**Exercise directions:**
Check every line of the data below for the word "author" and say how many have it, without further comment.

■ ■ ■ ■ ■ ■ ■

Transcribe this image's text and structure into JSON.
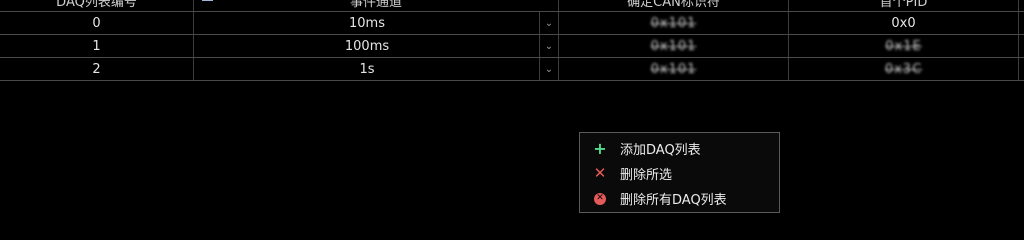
{
  "table": {
    "headers": [
      "DAQ列表编号",
      "事件通道",
      "确定CAN标识符",
      "首个PID"
    ],
    "rows": [
      {
        "index": "0",
        "channel": "10ms",
        "can_id": "0x101",
        "pid": "0x0"
      },
      {
        "index": "1",
        "channel": "100ms",
        "can_id": "0x101",
        "pid": "0x1E"
      },
      {
        "index": "2",
        "channel": "1s",
        "can_id": "0x101",
        "pid": "0x3C"
      }
    ]
  },
  "context_menu": {
    "items": [
      {
        "label": "添加DAQ列表",
        "icon": "plus-icon",
        "color": "#56d98a"
      },
      {
        "label": "删除所选",
        "icon": "cross-icon",
        "color": "#e25a5a"
      },
      {
        "label": "删除所有DAQ列表",
        "icon": "circle-x-icon",
        "color": "#e25a5a"
      }
    ]
  }
}
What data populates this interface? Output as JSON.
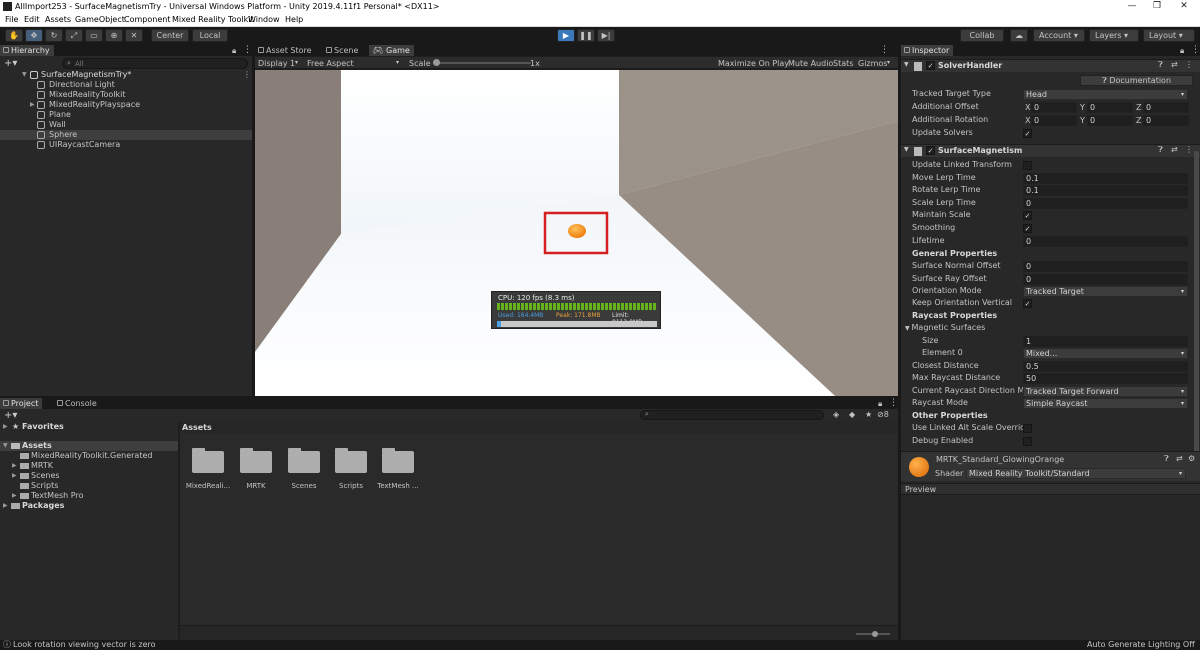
{
  "window": {
    "title": "AllImport253 - SurfaceMagnetismTry - Universal Windows Platform - Unity 2019.4.11f1 Personal* <DX11>",
    "controls": [
      "—",
      "❐",
      "✕"
    ]
  },
  "menu": [
    "File",
    "Edit",
    "Assets",
    "GameObject",
    "Component",
    "Mixed Reality Toolkit",
    "Window",
    "Help"
  ],
  "toolbar": {
    "pivot": "Center",
    "space": "Local",
    "collab": "Collab",
    "account": "Account",
    "layers": "Layers",
    "layout": "Layout"
  },
  "hierarchy": {
    "tab": "Hierarchy",
    "search_placeholder": "All",
    "scene": "SurfaceMagnetismTry*",
    "items": [
      "Directional Light",
      "MixedRealityToolkit",
      "MixedRealityPlayspace",
      "Plane",
      "Wall",
      "Sphere",
      "UIRaycastCamera"
    ]
  },
  "game": {
    "tabs": [
      "Asset Store",
      "Scene",
      "Game"
    ],
    "display": "Display 1",
    "aspect": "Free Aspect",
    "scale_label": "Scale",
    "scale_value": "1x",
    "maximize": "Maximize On Play",
    "mute": "Mute Audio",
    "stats": "Stats",
    "gizmos": "Gizmos",
    "profiler": {
      "cpu": "CPU: 120 fps (8.3 ms)",
      "used": "Used: 164.4MB",
      "peak": "Peak: 171.8MB",
      "limit": "Limit: 8112.0MB"
    }
  },
  "inspector": {
    "tab": "Inspector",
    "solver": {
      "name": "SolverHandler",
      "documentation": "Documentation",
      "tracked_label": "Tracked Target Type",
      "tracked_value": "Head",
      "offset_label": "Additional Offset",
      "rotation_label": "Additional Rotation",
      "vec_x": "X",
      "vec_y": "Y",
      "vec_z": "Z",
      "zero": "0",
      "update_label": "Update Solvers"
    },
    "magnetism": {
      "name": "SurfaceMagnetism",
      "rows": [
        {
          "label": "Update Linked Transform",
          "value": ""
        },
        {
          "label": "Move Lerp Time",
          "value": "0.1"
        },
        {
          "label": "Rotate Lerp Time",
          "value": "0.1"
        },
        {
          "label": "Scale Lerp Time",
          "value": "0"
        },
        {
          "label": "Maintain Scale",
          "value": "✓"
        },
        {
          "label": "Smoothing",
          "value": "✓"
        },
        {
          "label": "Lifetime",
          "value": "0"
        }
      ],
      "general": "General Properties",
      "general_rows": [
        {
          "label": "Surface Normal Offset",
          "value": "0"
        },
        {
          "label": "Surface Ray Offset",
          "value": "0"
        },
        {
          "label": "Orientation Mode",
          "value": "Tracked Target"
        },
        {
          "label": "Keep Orientation Vertical",
          "value": "✓"
        }
      ],
      "raycast": "Raycast Properties",
      "magnetic": "Magnetic Surfaces",
      "size_label": "Size",
      "size_value": "1",
      "element_label": "Element 0",
      "element_value": "Mixed...",
      "raycast_rows": [
        {
          "label": "Closest Distance",
          "value": "0.5"
        },
        {
          "label": "Max Raycast Distance",
          "value": "50"
        },
        {
          "label": "Current Raycast Direction Mode",
          "value": "Tracked Target Forward"
        },
        {
          "label": "Raycast Mode",
          "value": "Simple Raycast"
        }
      ],
      "other": "Other Properties",
      "other_rows": [
        {
          "label": "Use Linked Alt Scale Override",
          "value": ""
        },
        {
          "label": "Debug Enabled",
          "value": ""
        }
      ]
    },
    "material": {
      "name": "MRTK_Standard_GlowingOrange",
      "shader_label": "Shader",
      "shader_value": "Mixed Reality Toolkit/Standard"
    },
    "preview": "Preview"
  },
  "project": {
    "tabs": [
      "Project",
      "Console"
    ],
    "favorites": "Favorites",
    "assets_root": "Assets",
    "tree": [
      "MixedRealityToolkit.Generated",
      "MRTK",
      "Scenes",
      "Scripts",
      "TextMesh Pro"
    ],
    "packages": "Packages",
    "breadcrumb": "Assets",
    "hidden_count": "8",
    "folders": [
      "MixedReali...",
      "MRTK",
      "Scenes",
      "Scripts",
      "TextMesh ..."
    ]
  },
  "status": {
    "message": "Look rotation viewing vector is zero",
    "right": "Auto Generate Lighting Off"
  }
}
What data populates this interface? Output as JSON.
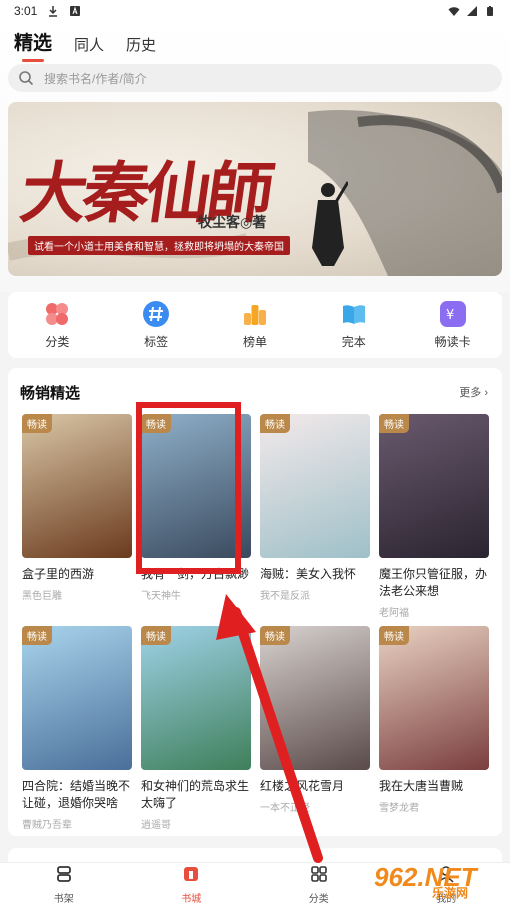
{
  "status": {
    "time": "3:01"
  },
  "tabs": [
    {
      "label": "精选",
      "active": true
    },
    {
      "label": "同人",
      "active": false
    },
    {
      "label": "历史",
      "active": false
    }
  ],
  "search": {
    "placeholder": "搜索书名/作者/简介"
  },
  "banner": {
    "title": "大秦仙師",
    "author": "牧尘客◎著",
    "tagline": "试看一个小道士用美食和智慧，拯救即将坍塌的大秦帝国"
  },
  "quick_links": [
    {
      "label": "分类",
      "icon": "category-icon",
      "color": "#f06a6a"
    },
    {
      "label": "标签",
      "icon": "tag-icon",
      "color": "#3b8cf0"
    },
    {
      "label": "榜单",
      "icon": "ranking-icon",
      "color": "#f5a623"
    },
    {
      "label": "完本",
      "icon": "finished-book-icon",
      "color": "#3aa8e8"
    },
    {
      "label": "畅读卡",
      "icon": "reading-card-icon",
      "color": "#8a6df0"
    }
  ],
  "section": {
    "title": "畅销精选",
    "more": "更多"
  },
  "badge_text": "畅读",
  "books": [
    {
      "name": "盒子里的西游",
      "author": "黑色巨雕",
      "c1": "#d9c7a6",
      "c2": "#6b3a1e"
    },
    {
      "name": "我有一剑，万古飘渺",
      "author": "飞天神牛",
      "c1": "#8fb0c9",
      "c2": "#3a4a5e"
    },
    {
      "name": "海贼：美女入我怀",
      "author": "我不是反派",
      "c1": "#f3e9ea",
      "c2": "#9ec0c8"
    },
    {
      "name": "魔王你只管征服，办法老公来想",
      "author": "老阿福",
      "c1": "#6a5a6e",
      "c2": "#2a2430"
    },
    {
      "name": "四合院：结婚当晚不让碰，退婚你哭啥",
      "author": "曹贼乃吾辈",
      "c1": "#a9d4ec",
      "c2": "#4a6f9a"
    },
    {
      "name": "和女神们的荒岛求生太嗨了",
      "author": "逍遥哥",
      "c1": "#9fd2e8",
      "c2": "#3f7f5a"
    },
    {
      "name": "红楼之风花雪月",
      "author": "一本不正经",
      "c1": "#d8d2cf",
      "c2": "#5a4a4a"
    },
    {
      "name": "我在大唐当曹贼",
      "author": "雪梦龙君",
      "c1": "#e9d2c2",
      "c2": "#7a3e3e"
    }
  ],
  "bottom_nav": [
    {
      "label": "书架",
      "icon": "bookshelf-icon",
      "active": false
    },
    {
      "label": "书城",
      "icon": "bookstore-icon",
      "active": true
    },
    {
      "label": "分类",
      "icon": "category-grid-icon",
      "active": false
    },
    {
      "label": "我的",
      "icon": "profile-icon",
      "active": false
    }
  ],
  "watermark": {
    "logo": "962.NET",
    "sub": "乐游网"
  }
}
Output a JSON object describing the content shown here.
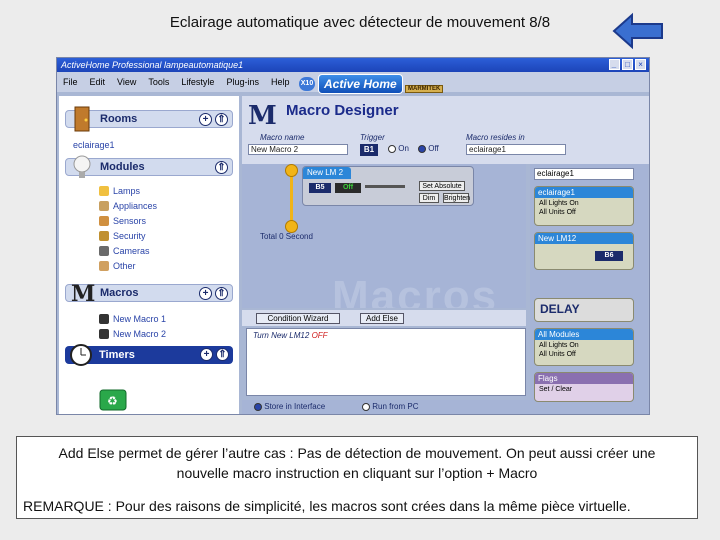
{
  "slide": {
    "title": "Eclairage automatique avec détecteur de mouvement 8/8"
  },
  "app": {
    "window_title": "ActiveHome Professional lampeautomatique1",
    "menu": [
      "File",
      "Edit",
      "View",
      "Tools",
      "Lifestyle",
      "Plug-ins",
      "Help"
    ],
    "logo_text": "Active Home",
    "logo_badge": "X10",
    "brand": "MARMITEK"
  },
  "sidebar": {
    "rooms": {
      "label": "Rooms",
      "items": [
        "eclairage1"
      ]
    },
    "modules": {
      "label": "Modules",
      "items": [
        "Lamps",
        "Appliances",
        "Sensors",
        "Security",
        "Cameras",
        "Other"
      ]
    },
    "macros": {
      "label": "Macros",
      "items": [
        "New Macro 1",
        "New Macro 2"
      ]
    },
    "timers": {
      "label": "Timers"
    }
  },
  "macro_designer": {
    "title": "Macro Designer",
    "macro_name_label": "Macro name",
    "macro_name_value": "New Macro 2",
    "trigger_label": "Trigger",
    "trigger_value": "B1",
    "on_label": "On",
    "off_label": "Off",
    "macro_resides_label": "Macro resides in",
    "macro_resides_value": "eclairage1",
    "timeline_card": {
      "title": "New LM 2",
      "address": "B5",
      "state": "Off",
      "set_absolute": "Set Absolute",
      "dim": "Dim",
      "brighten": "Brighten"
    },
    "total": "Total 0 Second",
    "watermark": "Macros",
    "condition_wizard": "Condition Wizard",
    "add_else": "Add Else",
    "condition_text": "Turn New LM12",
    "condition_state": "OFF",
    "store_interface": "Store in Interface",
    "run_pc": "Run from PC"
  },
  "right_panel": {
    "select_value": "eclairage1",
    "room_card": {
      "title": "eclairage1",
      "line1": "All Lights On",
      "line2": "All Units Off"
    },
    "module_card": {
      "title": "New LM12",
      "address": "B6"
    },
    "delay": "DELAY",
    "all_modules": {
      "title": "All Modules",
      "line1": "All Lights On",
      "line2": "All Units Off"
    },
    "flags": {
      "title": "Flags",
      "line1": "Set / Clear"
    }
  },
  "caption": {
    "line1": "Add Else permet de gérer l’autre cas : Pas de détection de mouvement. On peut aussi créer une nouvelle macro instruction en cliquant sur l’option + Macro",
    "line2": "REMARQUE : Pour des raisons de simplicité, les macros sont crées dans la même pièce virtuelle."
  },
  "colors": {
    "accent": "#1c3a9c",
    "timeline": "#f1b418",
    "panel": "#a6b4d6"
  }
}
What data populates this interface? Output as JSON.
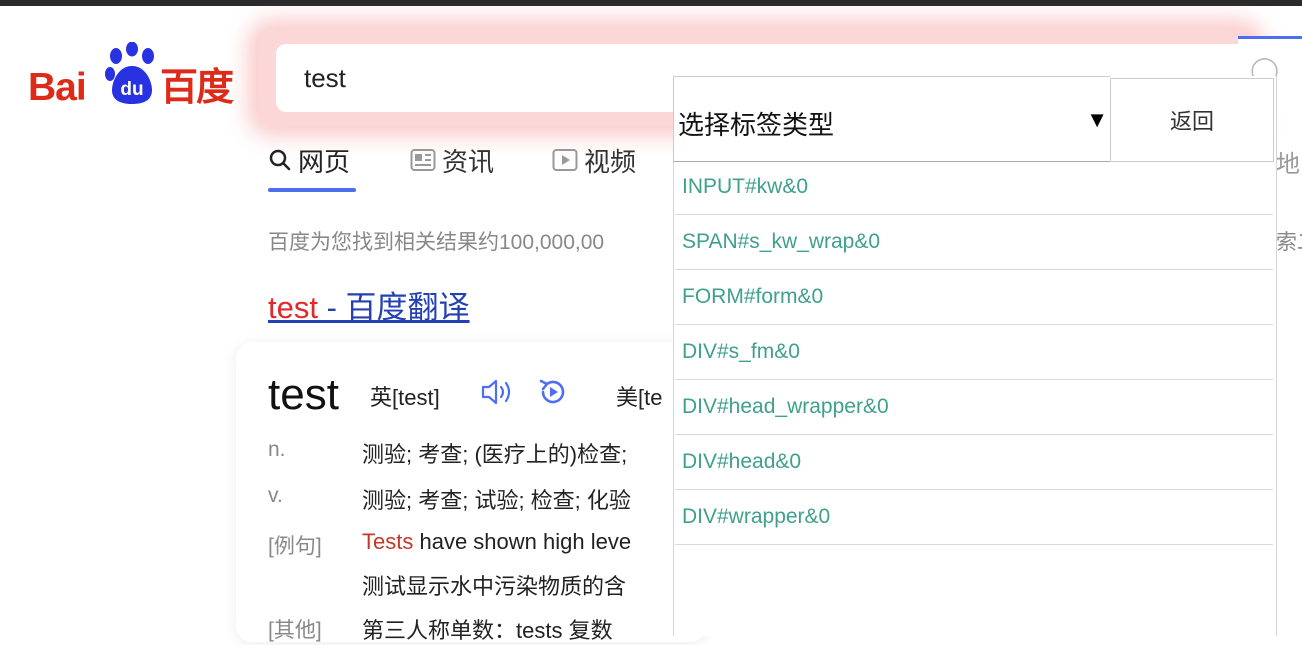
{
  "search": {
    "value": "test"
  },
  "logo": {
    "latin": "Bai",
    "du": "du",
    "chinese": "百度"
  },
  "tabs": [
    {
      "label": "网页",
      "icon": "search-icon"
    },
    {
      "label": "资讯",
      "icon": "news-icon"
    },
    {
      "label": "视频",
      "icon": "video-icon"
    }
  ],
  "results": {
    "count_text": "百度为您找到相关结果约100,000,00",
    "title_prefix": "test",
    "title_suffix": " - 百度翻译"
  },
  "dictionary": {
    "word": "test",
    "uk_phonetic": "英[test]",
    "us_phonetic": "美[te",
    "definitions": [
      {
        "label": "n.",
        "text": "测验; 考查; (医疗上的)检查;"
      },
      {
        "label": "v.",
        "text": "测验; 考查; 试验; 检查; 化验"
      },
      {
        "label": "[例句]",
        "text_highlight": "Tests",
        "text": " have shown high leve"
      },
      {
        "label": "",
        "text": "测试显示水中污染物质的含"
      },
      {
        "label": "[其他]",
        "text": "第三人称单数：tests    复数"
      }
    ]
  },
  "overlay": {
    "select_value": "选择标签类型",
    "select_arrow": "▼",
    "back_label": "返回",
    "items": [
      "INPUT#kw&0",
      "SPAN#s_kw_wrap&0",
      "FORM#form&0",
      "DIV#s_fm&0",
      "DIV#head_wrapper&0",
      "DIV#head&0",
      "DIV#wrapper&0"
    ]
  },
  "right_edge": {
    "tab_fragment": "地",
    "result_fragment": "索二"
  },
  "colors": {
    "baidu_red": "#de2a18",
    "accent_blue": "#4e6ef2",
    "item_teal": "#3fa08c"
  }
}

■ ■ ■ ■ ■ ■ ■

**Finished exercise:**
9